-- Goal of the exercise --
Across the data below, count every line where the string "metric" appears. Answer with the number alone.

-- Data excerpts --

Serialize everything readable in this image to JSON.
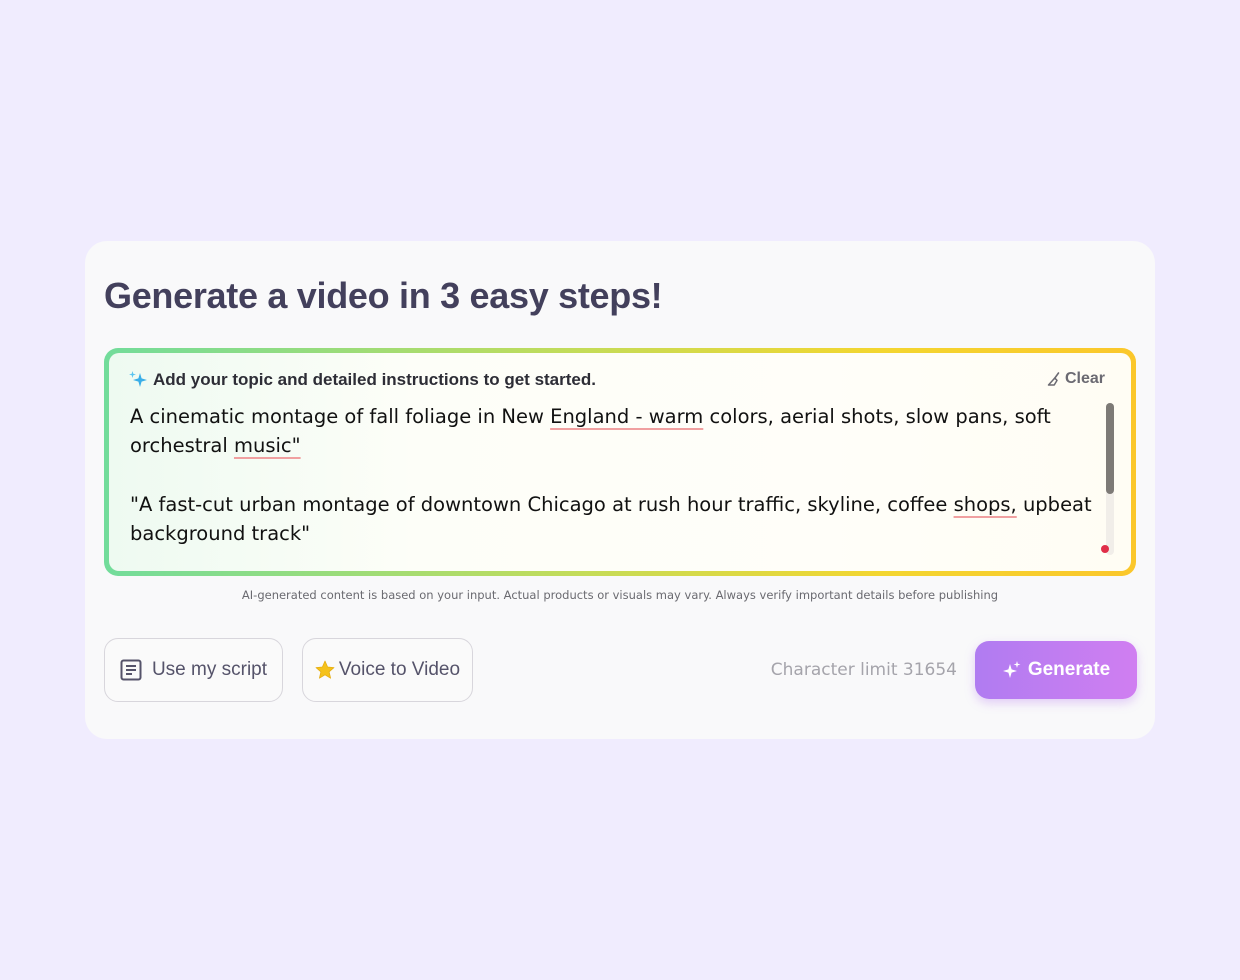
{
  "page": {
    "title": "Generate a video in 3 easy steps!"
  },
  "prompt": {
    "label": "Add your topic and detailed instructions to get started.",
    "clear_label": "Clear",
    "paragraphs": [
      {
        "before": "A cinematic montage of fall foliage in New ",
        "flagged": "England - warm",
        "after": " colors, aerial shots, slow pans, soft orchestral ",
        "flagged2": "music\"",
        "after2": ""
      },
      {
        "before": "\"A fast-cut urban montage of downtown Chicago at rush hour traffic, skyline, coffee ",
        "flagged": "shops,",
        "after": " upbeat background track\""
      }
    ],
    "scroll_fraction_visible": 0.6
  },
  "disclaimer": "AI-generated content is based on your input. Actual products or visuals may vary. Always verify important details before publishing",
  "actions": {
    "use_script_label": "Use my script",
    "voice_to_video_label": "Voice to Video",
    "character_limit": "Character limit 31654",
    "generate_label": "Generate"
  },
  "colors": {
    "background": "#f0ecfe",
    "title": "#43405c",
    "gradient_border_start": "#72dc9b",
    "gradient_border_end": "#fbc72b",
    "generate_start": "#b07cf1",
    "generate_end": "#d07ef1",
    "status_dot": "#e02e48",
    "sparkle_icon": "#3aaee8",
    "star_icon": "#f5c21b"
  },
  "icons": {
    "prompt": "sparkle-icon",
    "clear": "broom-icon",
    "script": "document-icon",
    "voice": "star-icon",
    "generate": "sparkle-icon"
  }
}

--

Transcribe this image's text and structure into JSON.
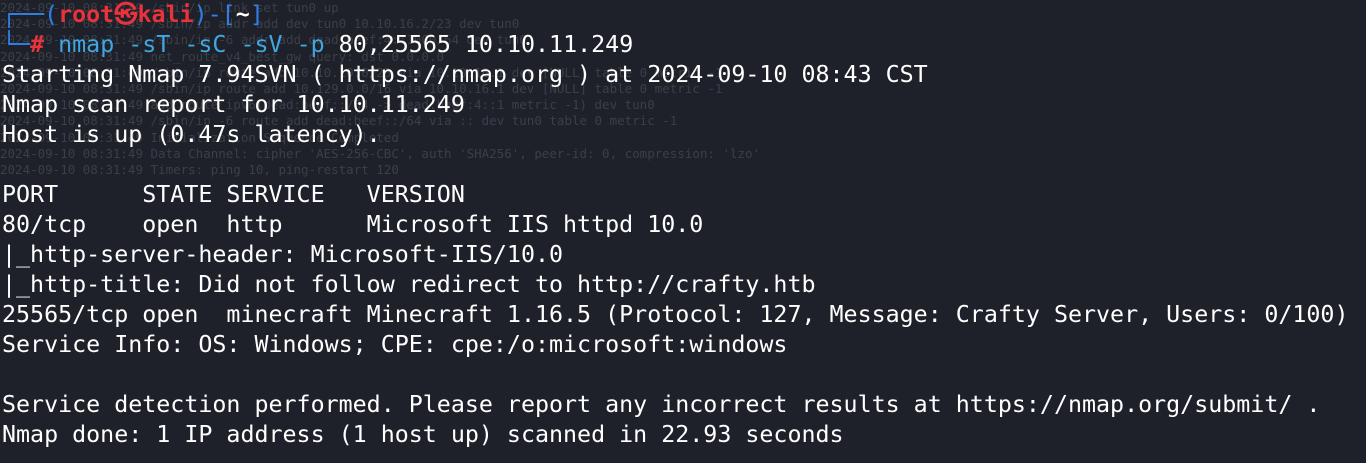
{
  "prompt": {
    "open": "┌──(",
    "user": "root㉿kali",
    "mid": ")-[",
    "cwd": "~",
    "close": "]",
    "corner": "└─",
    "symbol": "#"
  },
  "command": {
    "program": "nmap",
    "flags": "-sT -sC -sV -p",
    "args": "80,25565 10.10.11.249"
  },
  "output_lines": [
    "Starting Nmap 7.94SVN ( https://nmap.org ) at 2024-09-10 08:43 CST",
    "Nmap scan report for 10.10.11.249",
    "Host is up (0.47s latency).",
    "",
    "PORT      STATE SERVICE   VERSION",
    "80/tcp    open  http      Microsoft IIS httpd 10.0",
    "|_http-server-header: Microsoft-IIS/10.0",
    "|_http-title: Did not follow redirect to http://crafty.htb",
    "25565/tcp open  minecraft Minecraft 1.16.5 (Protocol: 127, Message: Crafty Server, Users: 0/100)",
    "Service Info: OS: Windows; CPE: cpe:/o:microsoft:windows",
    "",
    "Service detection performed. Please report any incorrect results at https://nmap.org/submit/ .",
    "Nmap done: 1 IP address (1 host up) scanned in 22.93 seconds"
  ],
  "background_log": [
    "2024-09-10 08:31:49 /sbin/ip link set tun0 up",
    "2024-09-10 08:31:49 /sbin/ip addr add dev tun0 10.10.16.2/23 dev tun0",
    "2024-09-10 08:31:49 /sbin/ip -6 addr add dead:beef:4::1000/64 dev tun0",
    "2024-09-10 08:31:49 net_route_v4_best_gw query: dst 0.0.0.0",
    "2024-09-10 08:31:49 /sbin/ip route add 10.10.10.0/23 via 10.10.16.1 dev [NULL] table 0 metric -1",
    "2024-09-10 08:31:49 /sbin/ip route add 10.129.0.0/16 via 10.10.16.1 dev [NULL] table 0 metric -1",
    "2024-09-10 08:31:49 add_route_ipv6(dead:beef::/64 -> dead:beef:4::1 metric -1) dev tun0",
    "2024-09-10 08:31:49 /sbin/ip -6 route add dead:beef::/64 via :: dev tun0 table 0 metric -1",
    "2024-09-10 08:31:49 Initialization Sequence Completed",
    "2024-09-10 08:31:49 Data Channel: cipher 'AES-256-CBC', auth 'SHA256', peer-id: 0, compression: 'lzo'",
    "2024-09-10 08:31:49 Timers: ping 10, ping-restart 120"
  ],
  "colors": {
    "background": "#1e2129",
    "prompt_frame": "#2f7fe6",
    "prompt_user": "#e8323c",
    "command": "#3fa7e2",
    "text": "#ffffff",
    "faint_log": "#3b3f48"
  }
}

-- Exercise solution --
4